Iraqi researchers have incorporated an electron transport layer (ETL) made of tin(IV) oxide into a perovskite solar cell using air thermal annealing, improving efficiency and stability. The breakdown voltage of the device was 1.045 V, the short circuit current was 22.01 mA/cm2 and the fill factor was 74.3%.
The researchers said, “Moderate temperature deposition of RF magnetron sputtered SnO2-based electron-transporting layer for ternary cationic perovskite solar cells,” which perovskite solar devices often use titanium oxide (TiO2 i) as the primary agent in the light-induced degradation observed in perovskite solar cells.
“Unlike TiO2 material, SnO2 can be processed at much lower temperatures using a variety of deposition techniques, including solution processes, electroplating, electron beam, atomic layer deposition, and magnetron sputtering,” the researchers said. “Among all these thin fabrication methods, magnetron sputtering (MS) is one of the most promising technologies due to its advantages of cost-effectiveness and to uniform large-scale SnO.2 thin films.”

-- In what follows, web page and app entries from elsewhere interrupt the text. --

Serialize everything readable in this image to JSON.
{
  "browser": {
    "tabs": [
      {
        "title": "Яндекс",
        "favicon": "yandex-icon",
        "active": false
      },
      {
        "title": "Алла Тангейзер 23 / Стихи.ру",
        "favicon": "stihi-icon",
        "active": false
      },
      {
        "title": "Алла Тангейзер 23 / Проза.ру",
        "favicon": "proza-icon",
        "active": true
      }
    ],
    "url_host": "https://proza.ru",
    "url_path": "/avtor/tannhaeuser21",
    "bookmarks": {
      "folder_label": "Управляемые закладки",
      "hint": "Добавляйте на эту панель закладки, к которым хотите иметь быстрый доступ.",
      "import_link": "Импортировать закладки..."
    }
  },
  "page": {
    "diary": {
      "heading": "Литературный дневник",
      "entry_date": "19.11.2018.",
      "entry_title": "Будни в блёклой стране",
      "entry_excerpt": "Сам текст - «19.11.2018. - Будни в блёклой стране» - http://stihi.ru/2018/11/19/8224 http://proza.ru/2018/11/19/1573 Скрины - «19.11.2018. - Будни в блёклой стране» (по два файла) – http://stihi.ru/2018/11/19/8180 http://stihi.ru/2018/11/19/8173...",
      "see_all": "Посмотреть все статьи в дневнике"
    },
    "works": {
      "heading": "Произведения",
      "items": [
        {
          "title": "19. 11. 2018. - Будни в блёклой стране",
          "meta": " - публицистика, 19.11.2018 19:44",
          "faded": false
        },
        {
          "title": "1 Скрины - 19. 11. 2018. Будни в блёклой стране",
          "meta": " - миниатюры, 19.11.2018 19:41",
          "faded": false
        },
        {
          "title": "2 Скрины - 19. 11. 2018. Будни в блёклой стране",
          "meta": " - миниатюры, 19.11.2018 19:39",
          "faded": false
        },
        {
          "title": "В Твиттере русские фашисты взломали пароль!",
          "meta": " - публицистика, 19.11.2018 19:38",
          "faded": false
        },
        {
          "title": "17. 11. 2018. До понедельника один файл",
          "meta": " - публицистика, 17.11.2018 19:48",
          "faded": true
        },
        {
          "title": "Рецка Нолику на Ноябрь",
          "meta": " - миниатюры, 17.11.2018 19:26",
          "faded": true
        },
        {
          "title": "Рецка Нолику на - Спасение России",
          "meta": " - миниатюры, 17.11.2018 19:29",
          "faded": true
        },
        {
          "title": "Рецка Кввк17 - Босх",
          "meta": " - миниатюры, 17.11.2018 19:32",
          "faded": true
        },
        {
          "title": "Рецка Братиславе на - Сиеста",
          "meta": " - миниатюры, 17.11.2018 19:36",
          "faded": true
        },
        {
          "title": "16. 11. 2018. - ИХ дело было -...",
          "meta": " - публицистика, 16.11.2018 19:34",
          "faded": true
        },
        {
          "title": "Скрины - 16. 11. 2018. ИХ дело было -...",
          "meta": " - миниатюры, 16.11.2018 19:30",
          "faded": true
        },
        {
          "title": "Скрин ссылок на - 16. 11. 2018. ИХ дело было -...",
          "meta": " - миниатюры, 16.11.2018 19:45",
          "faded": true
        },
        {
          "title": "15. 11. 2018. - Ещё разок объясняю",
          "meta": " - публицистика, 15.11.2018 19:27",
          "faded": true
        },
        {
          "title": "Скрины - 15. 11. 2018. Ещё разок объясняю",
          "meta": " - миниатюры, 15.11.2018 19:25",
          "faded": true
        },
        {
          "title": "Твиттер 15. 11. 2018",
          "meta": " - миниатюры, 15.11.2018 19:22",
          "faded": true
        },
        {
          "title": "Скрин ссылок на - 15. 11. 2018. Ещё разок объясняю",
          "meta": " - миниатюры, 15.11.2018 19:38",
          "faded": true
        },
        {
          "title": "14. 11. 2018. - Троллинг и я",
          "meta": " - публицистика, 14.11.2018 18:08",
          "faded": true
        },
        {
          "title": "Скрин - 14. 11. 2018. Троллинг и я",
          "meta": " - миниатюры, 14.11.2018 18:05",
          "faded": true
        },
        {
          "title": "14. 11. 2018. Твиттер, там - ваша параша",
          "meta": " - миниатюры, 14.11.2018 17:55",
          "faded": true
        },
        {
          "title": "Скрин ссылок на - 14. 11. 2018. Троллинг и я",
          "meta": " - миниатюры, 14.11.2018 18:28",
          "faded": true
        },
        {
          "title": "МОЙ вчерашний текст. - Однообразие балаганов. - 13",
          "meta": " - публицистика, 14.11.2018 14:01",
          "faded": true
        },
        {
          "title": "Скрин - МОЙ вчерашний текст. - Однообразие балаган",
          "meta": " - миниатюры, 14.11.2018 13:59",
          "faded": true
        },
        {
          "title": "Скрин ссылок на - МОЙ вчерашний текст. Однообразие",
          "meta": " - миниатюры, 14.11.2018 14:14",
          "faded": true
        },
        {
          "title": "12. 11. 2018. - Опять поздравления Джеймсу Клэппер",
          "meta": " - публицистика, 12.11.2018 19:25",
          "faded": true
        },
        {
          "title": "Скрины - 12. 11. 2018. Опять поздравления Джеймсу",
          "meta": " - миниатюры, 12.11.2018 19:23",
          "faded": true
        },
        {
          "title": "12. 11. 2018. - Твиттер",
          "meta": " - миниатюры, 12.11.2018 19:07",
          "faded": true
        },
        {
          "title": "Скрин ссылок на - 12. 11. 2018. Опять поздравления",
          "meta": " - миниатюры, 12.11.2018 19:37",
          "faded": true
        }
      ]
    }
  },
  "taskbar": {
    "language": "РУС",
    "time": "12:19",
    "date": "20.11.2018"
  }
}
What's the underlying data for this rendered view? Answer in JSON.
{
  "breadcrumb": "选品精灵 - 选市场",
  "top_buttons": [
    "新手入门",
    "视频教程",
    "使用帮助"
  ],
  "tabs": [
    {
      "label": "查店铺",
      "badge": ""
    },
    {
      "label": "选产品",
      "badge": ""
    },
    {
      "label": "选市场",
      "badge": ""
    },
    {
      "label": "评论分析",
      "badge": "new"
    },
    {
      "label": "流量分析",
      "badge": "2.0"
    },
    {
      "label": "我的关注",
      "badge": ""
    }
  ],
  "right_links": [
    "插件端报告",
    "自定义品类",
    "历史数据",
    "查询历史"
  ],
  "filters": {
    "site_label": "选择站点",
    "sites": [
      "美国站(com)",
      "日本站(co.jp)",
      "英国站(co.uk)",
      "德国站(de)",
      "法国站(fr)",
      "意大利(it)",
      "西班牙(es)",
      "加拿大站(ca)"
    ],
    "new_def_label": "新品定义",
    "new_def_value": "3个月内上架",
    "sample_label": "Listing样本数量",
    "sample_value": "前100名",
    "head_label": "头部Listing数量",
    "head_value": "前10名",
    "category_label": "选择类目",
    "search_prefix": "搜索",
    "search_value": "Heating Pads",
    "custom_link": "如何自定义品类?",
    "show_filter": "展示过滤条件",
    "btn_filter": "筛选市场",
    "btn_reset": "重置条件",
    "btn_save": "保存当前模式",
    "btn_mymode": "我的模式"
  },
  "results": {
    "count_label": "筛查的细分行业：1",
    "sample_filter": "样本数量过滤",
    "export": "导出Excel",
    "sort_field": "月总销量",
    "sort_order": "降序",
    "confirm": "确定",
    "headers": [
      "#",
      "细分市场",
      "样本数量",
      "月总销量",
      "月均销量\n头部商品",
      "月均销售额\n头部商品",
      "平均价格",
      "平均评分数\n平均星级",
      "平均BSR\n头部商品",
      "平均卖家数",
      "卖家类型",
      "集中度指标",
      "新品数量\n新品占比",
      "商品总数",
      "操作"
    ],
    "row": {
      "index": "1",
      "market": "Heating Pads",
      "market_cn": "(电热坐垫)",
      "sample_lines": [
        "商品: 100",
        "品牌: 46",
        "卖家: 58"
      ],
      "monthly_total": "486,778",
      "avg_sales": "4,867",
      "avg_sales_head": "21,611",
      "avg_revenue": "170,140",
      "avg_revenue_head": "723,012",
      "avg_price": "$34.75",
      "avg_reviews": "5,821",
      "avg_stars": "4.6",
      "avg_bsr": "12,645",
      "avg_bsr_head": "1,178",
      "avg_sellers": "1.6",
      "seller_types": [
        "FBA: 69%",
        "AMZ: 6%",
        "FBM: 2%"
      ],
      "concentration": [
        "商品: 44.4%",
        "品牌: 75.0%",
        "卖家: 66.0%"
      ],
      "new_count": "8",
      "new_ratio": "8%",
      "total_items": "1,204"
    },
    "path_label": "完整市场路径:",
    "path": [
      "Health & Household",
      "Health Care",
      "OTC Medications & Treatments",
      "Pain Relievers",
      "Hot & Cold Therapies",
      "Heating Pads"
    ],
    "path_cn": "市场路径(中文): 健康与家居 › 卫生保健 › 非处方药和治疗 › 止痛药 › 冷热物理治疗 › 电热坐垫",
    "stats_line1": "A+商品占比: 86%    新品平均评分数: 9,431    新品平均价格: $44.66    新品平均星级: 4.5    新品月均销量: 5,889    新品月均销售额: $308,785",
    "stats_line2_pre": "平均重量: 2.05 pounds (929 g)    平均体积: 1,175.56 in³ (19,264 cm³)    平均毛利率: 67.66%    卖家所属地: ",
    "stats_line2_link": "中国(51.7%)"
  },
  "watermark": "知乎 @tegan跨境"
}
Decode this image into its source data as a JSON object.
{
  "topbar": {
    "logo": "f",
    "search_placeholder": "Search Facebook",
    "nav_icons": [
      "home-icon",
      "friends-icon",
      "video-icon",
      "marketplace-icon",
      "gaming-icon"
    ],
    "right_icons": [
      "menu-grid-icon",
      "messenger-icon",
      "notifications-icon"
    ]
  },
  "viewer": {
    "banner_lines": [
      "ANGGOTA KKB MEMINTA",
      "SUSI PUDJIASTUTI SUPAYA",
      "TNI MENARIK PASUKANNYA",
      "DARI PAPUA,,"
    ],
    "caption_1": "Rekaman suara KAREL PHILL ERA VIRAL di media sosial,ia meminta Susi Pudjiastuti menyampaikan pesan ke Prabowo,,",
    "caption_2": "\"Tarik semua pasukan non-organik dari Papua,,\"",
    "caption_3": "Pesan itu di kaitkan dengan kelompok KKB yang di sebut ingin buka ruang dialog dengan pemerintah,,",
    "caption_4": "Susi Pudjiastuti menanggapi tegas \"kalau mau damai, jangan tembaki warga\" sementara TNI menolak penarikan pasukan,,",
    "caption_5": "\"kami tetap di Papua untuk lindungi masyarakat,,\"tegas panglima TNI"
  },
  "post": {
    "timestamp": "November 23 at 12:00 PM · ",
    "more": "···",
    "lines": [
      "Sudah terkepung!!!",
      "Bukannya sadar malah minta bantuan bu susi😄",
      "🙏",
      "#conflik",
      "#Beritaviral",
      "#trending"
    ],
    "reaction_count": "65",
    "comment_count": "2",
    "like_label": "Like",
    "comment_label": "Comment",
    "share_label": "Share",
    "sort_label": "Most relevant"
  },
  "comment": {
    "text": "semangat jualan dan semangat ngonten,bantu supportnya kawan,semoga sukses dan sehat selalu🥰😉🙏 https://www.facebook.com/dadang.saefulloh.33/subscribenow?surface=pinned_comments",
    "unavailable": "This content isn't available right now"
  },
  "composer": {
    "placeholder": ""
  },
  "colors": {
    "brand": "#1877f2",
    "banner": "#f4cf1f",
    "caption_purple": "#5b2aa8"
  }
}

The research team sprayed SnO2 material through high-energy argon plasma ions onto a substrate made of fluorine-doped tin oxide (FTO) and glass. The cell also uses an absorber made of a perovskite material known as Cs0.05Mon0.10FA0.85Pb(I0.85Bro0.15)3A hole transport layer (HTL) made of Spiro-OMeTAD and a gold-based top electrode (Au).
Scientists said that SnO2 the thin film showed high crystalline quality because it contains more oxygen due to the air-heat annealing treatment.
“SnO2 the films have shown quite high optical transmittance in the visible range of more than 80 percent,” they said. “The thermal annealing process has clearly improved the electrical conductivity by significantly increasing the electron mobility, and this observation corresponds to the increase in crystallite size after the annealing process.”
They compared the performance of the device with a reference cell with a SnO-based ETL2 is deposited without a thermal annealing process. The latter achieved a power conversion efficiency of 15.07% and the former 17.1%. The new cell also achieved a breakdown voltage of 1.045 V, a short-circuit current of 22.01 mA/cm2, and a duty cycle of 74.3%, with an average lifetime of more than 200 hours.
“Sputtered SnO2 as ETL was shown to enable good PV device performance, stability and lifetime, and could serve as a promising route for the further development and integration of sputtered SnO2 films for large-scale and cost-effective perovskite PV modules,” the research team concluded.